September 23, 2019 Samantha Green

Wiley’s new podcast, This Study Shows, explores how we tell the story of science. Over the next six episodes, we’ll explore how researchers can connect outside their academic circles or bubbles to capture the hearts, minds, and even imaginations of the public.  

And we’re so excited to get started. This first episode is called “How do I make people care?” If “facts are facts,” why don’t they hold up against skepticism or doubt? Maybe because we need to find the emotional truth inside all that data.

This episode features Mona Chalabi from the Guardian US, Tali Sharot from University College London, and David A. Kirby from California Polytechnic State University. You can subscribe and download at iTunes, Spotify, Castbox, and Deezer.

This Episode Got Us Thinking:  

Why is it so hard to care about numbers?  

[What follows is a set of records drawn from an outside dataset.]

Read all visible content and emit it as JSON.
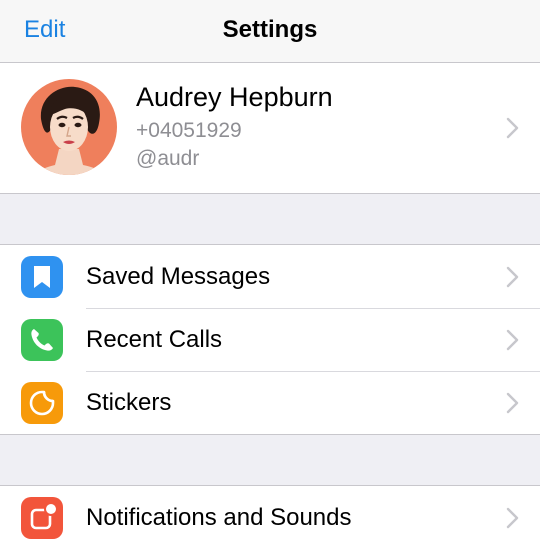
{
  "navbar": {
    "edit_label": "Edit",
    "title": "Settings"
  },
  "profile": {
    "name": "Audrey Hepburn",
    "phone": "+04051929",
    "username": "@audr"
  },
  "colors": {
    "accent": "#1a82e2",
    "saved_messages_icon_bg": "#2f92f0",
    "recent_calls_icon_bg": "#3cc35a",
    "stickers_icon_bg": "#f79a0a",
    "notifications_icon_bg": "#f2553b",
    "avatar_bg": "#ef7f5c"
  },
  "groups": [
    {
      "items": [
        {
          "label": "Saved Messages",
          "icon": "bookmark-icon"
        },
        {
          "label": "Recent Calls",
          "icon": "phone-icon"
        },
        {
          "label": "Stickers",
          "icon": "sticker-icon"
        }
      ]
    },
    {
      "items": [
        {
          "label": "Notifications and Sounds",
          "icon": "notification-icon"
        }
      ]
    }
  ]
}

Mona Chalabi uses hand drawn illustrations to make data memorable. So often if you removed the labels from a chart it could be about anything. And what’s worse, people often approach data (and numbers in general) with fear and skepticism. Maybe they’re worried they won’t understand it, or they’re remembering bad experiences of high school math class. Mona’s illustrations marry the subject matter of the data with its visualization.  

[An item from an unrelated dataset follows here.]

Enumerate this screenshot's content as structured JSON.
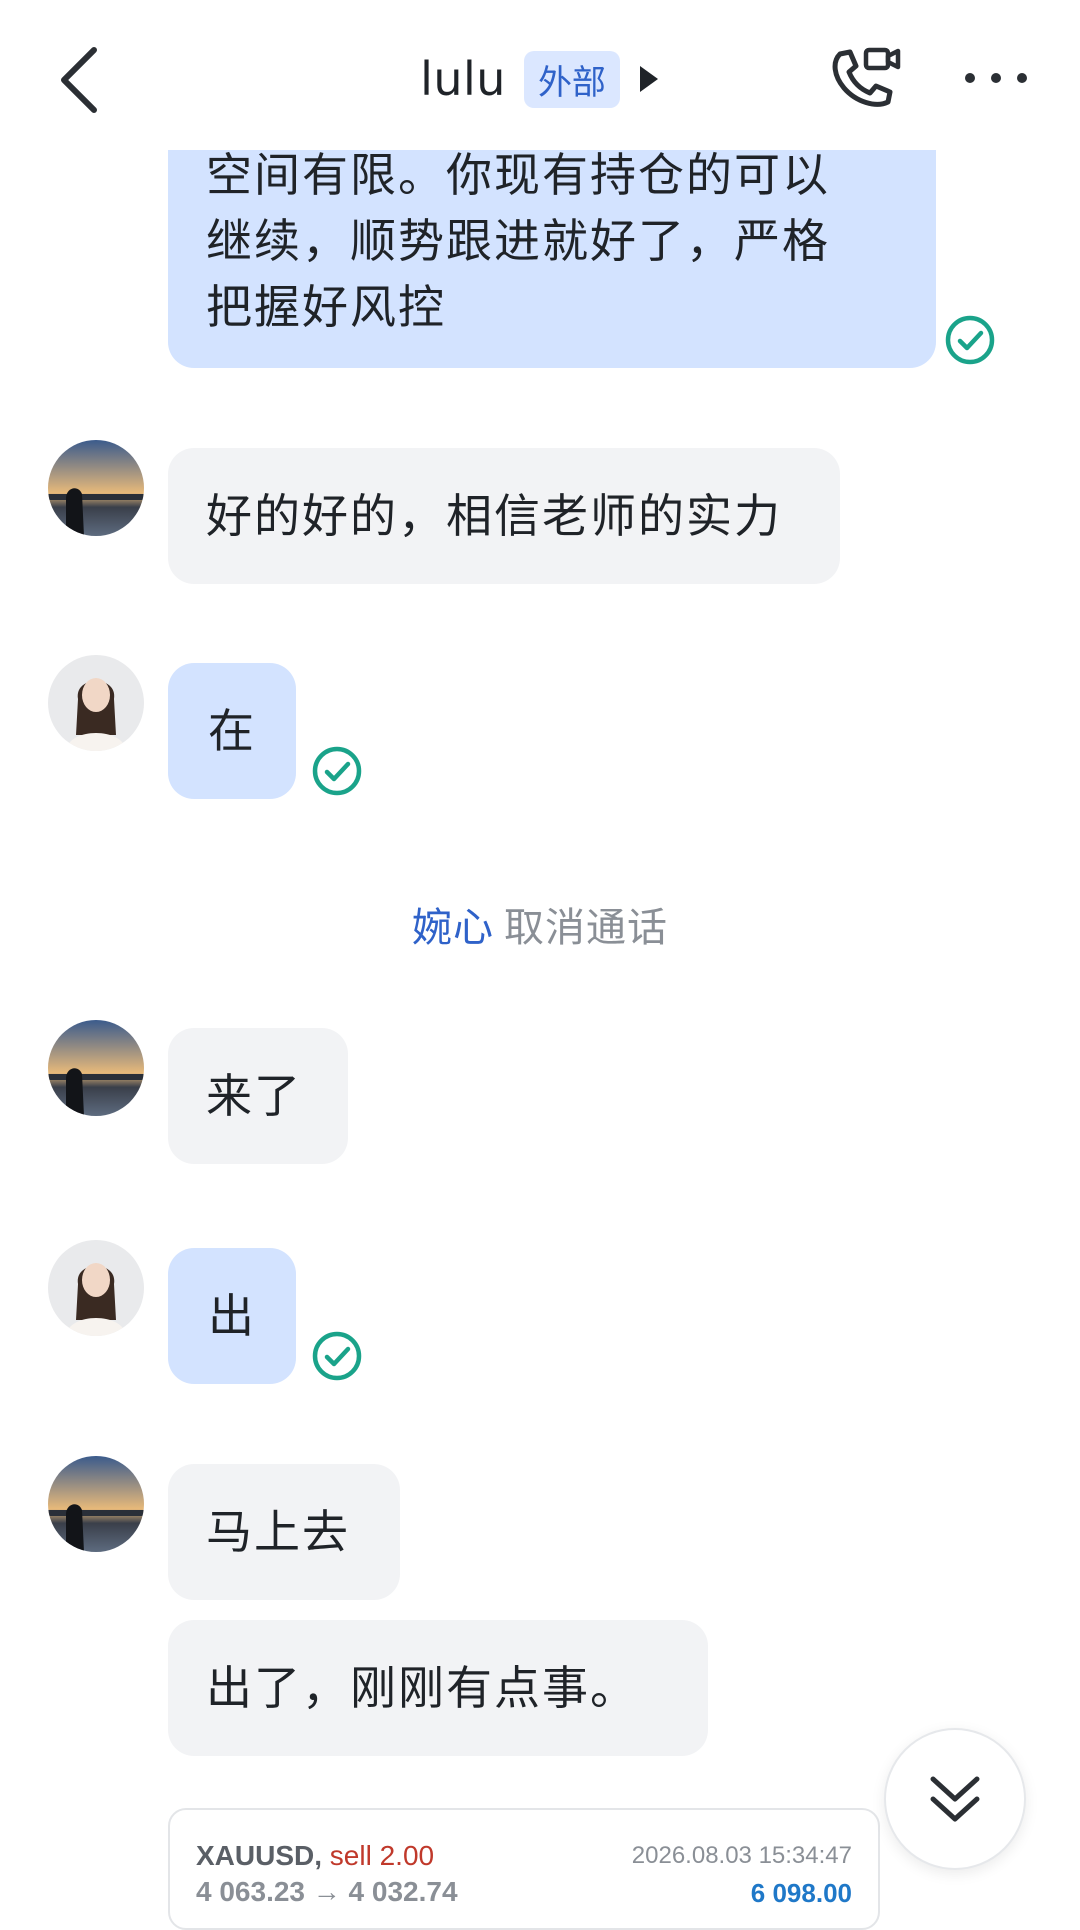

Chart of caffeinated beverages
Image credit: Mona Chalabi

And it’s impactful (too many espresso-filled Mondays for this to not resonate).

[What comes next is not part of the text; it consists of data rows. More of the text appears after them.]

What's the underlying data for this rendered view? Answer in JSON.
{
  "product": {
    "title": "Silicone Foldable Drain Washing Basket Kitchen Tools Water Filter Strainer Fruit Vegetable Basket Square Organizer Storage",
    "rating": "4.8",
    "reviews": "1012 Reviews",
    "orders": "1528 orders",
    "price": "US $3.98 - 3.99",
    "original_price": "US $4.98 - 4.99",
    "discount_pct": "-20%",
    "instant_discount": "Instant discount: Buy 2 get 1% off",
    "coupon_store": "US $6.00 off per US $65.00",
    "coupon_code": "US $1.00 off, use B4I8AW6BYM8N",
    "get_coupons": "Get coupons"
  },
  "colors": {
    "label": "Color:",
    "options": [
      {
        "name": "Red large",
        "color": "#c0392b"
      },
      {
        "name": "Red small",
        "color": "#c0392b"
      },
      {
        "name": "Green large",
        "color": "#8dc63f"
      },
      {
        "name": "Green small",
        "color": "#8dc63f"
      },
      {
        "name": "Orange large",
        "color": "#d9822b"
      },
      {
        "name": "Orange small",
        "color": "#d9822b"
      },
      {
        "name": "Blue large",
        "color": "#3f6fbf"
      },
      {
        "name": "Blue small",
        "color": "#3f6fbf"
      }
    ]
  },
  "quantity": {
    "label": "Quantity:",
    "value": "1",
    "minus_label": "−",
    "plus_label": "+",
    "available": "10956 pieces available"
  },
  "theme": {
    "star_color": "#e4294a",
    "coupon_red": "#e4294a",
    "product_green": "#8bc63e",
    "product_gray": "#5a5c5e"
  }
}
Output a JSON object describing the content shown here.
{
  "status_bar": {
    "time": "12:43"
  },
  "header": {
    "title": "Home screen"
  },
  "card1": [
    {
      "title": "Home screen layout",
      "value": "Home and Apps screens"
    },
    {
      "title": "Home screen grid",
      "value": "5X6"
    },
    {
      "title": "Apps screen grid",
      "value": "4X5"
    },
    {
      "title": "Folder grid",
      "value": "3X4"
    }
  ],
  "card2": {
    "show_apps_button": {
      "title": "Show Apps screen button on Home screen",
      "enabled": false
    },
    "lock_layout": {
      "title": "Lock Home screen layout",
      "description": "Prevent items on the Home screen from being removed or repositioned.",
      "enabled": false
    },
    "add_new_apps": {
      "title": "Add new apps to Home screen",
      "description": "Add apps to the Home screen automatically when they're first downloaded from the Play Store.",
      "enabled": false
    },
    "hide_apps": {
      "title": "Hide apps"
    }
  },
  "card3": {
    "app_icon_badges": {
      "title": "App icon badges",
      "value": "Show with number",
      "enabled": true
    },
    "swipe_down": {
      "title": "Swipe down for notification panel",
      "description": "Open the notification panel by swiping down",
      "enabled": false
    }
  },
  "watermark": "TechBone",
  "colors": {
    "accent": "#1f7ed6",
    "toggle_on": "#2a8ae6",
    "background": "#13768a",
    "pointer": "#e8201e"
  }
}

Tali Sharot also zeroes in on our emotional response to information in this episode. We all know this, but I think it bears repeating: people don’t like to be told, “you’re wrong, and here’s the data to prove it.” But it’s possible to communicate research in a way that focuses on the impact you want to have rather than your data. We might not change minds, but we can change actions.  

So, our aversion to numbers might be based on how we learned them, a fear of frustration, or how they are often used to try and force our minds to change.  

It all comes down to emotion and perception. We believe what we want to believe, we don’t want our minds changed, and things we don’t understand frustrate us. On top of that, what we see all around us has a profound impact on how much we care about research or data.  

David A. Kirby made this last part clear when he talked about scientists in Hollywood. If viewers see movies where the science is ridiculous, or where science is the villain, that’s going to have an effect on how legitimate they think science is.  

That’s a lot for our first episode of this podcast.  

How do we make people care? By reminding them what the numbers are all about, thinking about why we want them to care, and remembering that our data exists in a world full of other media and information sources that impact how our work will be perceived.  

We hope you enjoy the first episode of the podcast and don’t forget to subscribe or follow at so you won’t miss an episode. 


About the Author

Samantha Green

Society Marketing, Wiley // Samantha Green joined Wiley in 2012, working in the Social Science and Humanities Community Marketing team at Wiley. She now works in the Society Strategy & Marketing creating content on publishing trends and the research community.

More Content by Samantha Green
Previous Article
How to Get Started With Altmetric
How to Get Started With Altmetric

A researcher's guide to Almetrics services.

Next Article
6 Tips for Researchers for Engaging with the Media
6 Tips for Researchers for Engaging with the Media

Learn the basics on how to engage with the media as a researcher.